and I keep seed at the base of the big maple.  There is another heated water container to the right, out of the camera range. 


They literally run back and forth all morning, there are actually four eating here, but only two in this picture. 


They aren't the only things eating here. 

Elvis, the black possum in the rear (has a black outer coat) is often pushed away by this larger possum, who is living under the little hen house, the one that is empty now.  I literally have to watch the birds in the evening, because the girls of the big hen house will not go in if the possum is out eating.  He often comes out while it is still day light, so I keep an eye on things in the late afternoon. 

Today a blogger/Instagram poster wrote about rehoming one of her surplus roosters, and 
discovered the hen house at the new home had not been cleaned in months. Well, 
that is the sad state of affairs here.  During the summer, while I struggled with my leg, 
I managed to rake mine out once, and clean it decently.  I need to do it again. 
I am going to try to get to it on Saturday, when we should still have decent weather. 
Our temps are going to fall precipitously next week. 

The old hen house has been cleaned several times (the ducks were in there in the summer), 
but the big hen house needs a good raking out.  I used to take all that over to the compost heap, but 
now I rake it into the fenced yard, and it is picked over by the hens, and adds to the dirt in there. 



Ten years ago, while I cooked our meal, Keith spent a cold Thanksgiving wiring a receptacle on the deck so I could have some Christmas lights.  I'll never forget the selflessness, he 
could have watched football but did this because he knew I wanted some lights. 
We had a good meal and then turned them on for the first time. 

This fall, I had my nephew re-wire them and make it so the porch light 
could be off while they were on, and every time I look out the door, 
I think of how Keith worked so hard that day. 

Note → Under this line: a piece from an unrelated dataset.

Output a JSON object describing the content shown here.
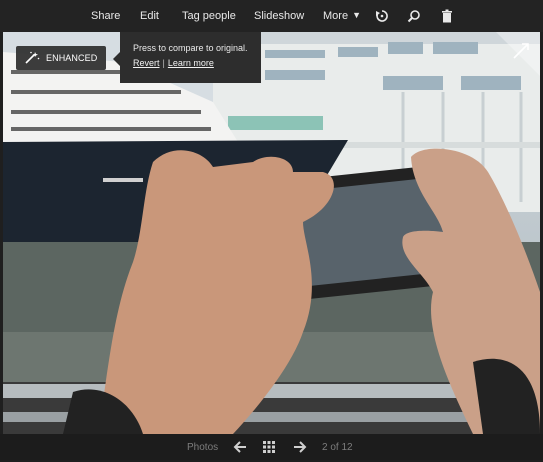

This sweet little girl has been such a good addition to our lives. 


I have had day after day like this, yesterday was 14,000 plus steps. 

We are still working hard to get the National Agricultural Center ready for the 
Santa Express and Country Christmas on the 14th and 15th. 

One of the men volunteers said yesterday "And then we have to take it 
all down".... JANUARY, I pray.  The only thing I am going to do is 
bring home those of my things that I need for Christmas here. 

I'll take some pictures when I am there tomorrow, so you can see how things have 
progressed.  If you are local, it is going to be really spectacular, and we charge only 5.00 a CARLOAD for admittance.  

The volunteers and employees Judy and Cameron have been working countless hours to make it a great experience for families. 

I checked out Cabela's Christmas Wonderland yesterday, it is 
very small, and they charge 20.00 for a child to sit on Santa's lap and get a picture. 



A blast from the Calamity Acres past. 

(Big Mama, Yankee, and Inca) 


Three of our four little pug girls, Abby, Gertie, and Hannah, resting her head on Gertie. 


Keith loved Christmas... he is ready for it this year.